The bonds are to be repaid by the company with its own revenue, but that also means that Facebook, one of the most valuable publicly traded companies with a market capitalization of $517.4 billion, won’t have to pay any property taxes on the land or its equipment.
Still, Los Lunas officials could not be happier and point to an increase in gross receipts taxes of 65 percent so far this year, a boost of some $2 million, said Ralph Mims, director of economic development for the village.
Mims said the increase is allowing Los Lunas to give village employees a costof-living increase for the first time in three years and fill 16 new positions.
Tonjes said other firms have specifically mentioned the Facebook expansion as they consider expansion or moving to the state.
“They have specifically cited Facebook’s decision to invest,” he said.
The number of permanent jobs after construction ends is still unknown.
But company managers said the norm is 100 employees for every two data center buildings, so that means some 300 permanent technicians, electricians and maintenance workers in Los Lunas.
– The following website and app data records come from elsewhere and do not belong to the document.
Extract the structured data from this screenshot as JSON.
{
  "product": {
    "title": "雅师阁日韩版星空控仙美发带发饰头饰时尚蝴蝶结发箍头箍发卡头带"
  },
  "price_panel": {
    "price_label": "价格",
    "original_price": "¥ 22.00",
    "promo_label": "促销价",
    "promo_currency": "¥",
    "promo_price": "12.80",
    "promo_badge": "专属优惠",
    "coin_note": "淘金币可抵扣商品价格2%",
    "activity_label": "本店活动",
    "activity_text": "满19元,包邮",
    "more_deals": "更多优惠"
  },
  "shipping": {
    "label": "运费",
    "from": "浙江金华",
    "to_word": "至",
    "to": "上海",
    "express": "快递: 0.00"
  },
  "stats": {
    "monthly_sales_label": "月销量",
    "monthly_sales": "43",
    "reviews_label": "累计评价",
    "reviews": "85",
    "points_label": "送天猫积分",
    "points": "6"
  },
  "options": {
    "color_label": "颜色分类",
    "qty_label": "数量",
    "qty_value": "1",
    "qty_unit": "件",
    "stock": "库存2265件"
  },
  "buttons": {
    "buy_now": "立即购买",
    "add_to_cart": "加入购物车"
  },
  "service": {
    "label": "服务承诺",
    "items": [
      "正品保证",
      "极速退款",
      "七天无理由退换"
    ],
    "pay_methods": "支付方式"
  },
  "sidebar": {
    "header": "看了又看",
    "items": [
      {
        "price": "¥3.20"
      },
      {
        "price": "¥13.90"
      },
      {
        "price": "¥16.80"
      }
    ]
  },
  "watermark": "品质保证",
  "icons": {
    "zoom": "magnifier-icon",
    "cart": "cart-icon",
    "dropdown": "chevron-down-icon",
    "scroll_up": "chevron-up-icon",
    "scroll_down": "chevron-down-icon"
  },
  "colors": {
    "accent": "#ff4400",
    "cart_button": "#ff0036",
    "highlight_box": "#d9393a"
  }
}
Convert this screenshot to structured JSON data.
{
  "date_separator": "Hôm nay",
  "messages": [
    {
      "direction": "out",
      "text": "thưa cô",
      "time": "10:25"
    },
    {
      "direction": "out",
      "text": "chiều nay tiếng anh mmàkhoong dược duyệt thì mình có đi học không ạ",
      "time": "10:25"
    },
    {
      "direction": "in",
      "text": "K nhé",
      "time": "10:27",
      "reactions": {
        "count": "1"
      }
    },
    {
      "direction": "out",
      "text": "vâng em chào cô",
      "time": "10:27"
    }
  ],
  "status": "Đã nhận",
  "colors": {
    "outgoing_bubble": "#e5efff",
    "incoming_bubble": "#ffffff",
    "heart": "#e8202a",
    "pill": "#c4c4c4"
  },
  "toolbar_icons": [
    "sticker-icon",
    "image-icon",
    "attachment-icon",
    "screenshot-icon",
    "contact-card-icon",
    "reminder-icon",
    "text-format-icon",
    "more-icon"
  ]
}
But operations manager Timmons said the company has never had six buildings in one location, and that will likely mean the need for more on-site staff as well as ongoing construction and upkeep beyond 2023.
Village Mayor Charlie Griego said it wasn’t that long ago when his father and others were herding sheep on the mesa where Facebook is now managing the massive construction project.
“He would be glad to know there are others working there today,” Griego said.
A building is under construction Tuesday at the Facebook data center site in Los Lunas. The social media giant announced that it is tripling the size of the site to six buildings that are expected to be built over the next six years.
Reginald McKnight, left, and Darin Daskarolis, right, both of Facebook, walk with Gov. Susana Martinez on the Facebook data center grounds Tuesday in Los Lunas. Martinez said making New Mexico more competitive will diversify the state’s economic base, protecting it from ‘the dysfunction of the federal government,’ the largest employer in the state, and the volatility of the boom-and-bust energy sector.
One of the buildings under construction Tuesday at the Facebook data center site in Los Lunas. The first of six planned data center buildings is expected to be operating by the end of 2018.
Adina Trujillo was working as a server at Denny’s and IHOP in Santa Fe before getting hired by a Facebook subcontractor to work at the Los Lunas construction site.